- _EXERCISE AIM_:
Where a line of the listing below includes the word "iestatīšanu", reproduce that line.

--- START ---

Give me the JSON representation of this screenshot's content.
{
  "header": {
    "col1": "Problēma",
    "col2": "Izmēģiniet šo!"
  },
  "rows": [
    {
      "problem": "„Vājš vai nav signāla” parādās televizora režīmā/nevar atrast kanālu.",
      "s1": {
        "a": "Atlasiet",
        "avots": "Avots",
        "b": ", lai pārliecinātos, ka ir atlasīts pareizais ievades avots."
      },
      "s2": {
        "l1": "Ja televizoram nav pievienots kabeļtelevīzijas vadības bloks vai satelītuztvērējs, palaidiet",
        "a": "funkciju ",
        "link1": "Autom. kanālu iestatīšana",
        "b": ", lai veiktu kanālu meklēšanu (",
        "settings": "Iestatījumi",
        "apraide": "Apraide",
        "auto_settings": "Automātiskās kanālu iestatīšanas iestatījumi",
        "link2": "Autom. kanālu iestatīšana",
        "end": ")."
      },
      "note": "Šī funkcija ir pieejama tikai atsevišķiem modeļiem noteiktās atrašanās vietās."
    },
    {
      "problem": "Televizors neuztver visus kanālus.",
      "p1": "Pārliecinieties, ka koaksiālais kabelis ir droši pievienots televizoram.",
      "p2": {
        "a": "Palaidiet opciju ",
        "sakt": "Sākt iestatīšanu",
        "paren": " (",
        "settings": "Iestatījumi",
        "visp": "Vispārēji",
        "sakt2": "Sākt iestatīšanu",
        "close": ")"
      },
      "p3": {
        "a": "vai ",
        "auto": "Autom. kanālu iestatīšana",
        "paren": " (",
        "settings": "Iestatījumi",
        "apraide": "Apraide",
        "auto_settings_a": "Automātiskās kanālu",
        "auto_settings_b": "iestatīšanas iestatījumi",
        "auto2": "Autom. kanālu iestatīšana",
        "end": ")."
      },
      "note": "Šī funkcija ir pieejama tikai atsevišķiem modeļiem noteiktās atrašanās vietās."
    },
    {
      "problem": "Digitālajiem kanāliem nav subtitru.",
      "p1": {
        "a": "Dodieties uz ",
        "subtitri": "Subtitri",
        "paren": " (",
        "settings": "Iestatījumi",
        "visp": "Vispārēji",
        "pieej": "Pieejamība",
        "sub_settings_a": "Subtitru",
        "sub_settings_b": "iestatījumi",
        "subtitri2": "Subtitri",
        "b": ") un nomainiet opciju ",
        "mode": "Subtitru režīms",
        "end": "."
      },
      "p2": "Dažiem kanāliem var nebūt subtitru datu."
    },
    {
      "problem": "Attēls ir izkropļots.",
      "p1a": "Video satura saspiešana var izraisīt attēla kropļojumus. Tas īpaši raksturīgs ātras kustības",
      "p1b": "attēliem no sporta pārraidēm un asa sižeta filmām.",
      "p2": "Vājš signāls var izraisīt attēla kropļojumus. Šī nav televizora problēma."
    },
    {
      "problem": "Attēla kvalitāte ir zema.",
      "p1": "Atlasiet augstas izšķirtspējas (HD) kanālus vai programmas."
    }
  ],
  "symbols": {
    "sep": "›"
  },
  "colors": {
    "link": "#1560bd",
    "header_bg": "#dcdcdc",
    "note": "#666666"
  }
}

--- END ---

- _RESULT OF THE TASK_:
        "sakt": "Sākt iestatīšanu",
        "sakt2": "Sākt iestatīšanu",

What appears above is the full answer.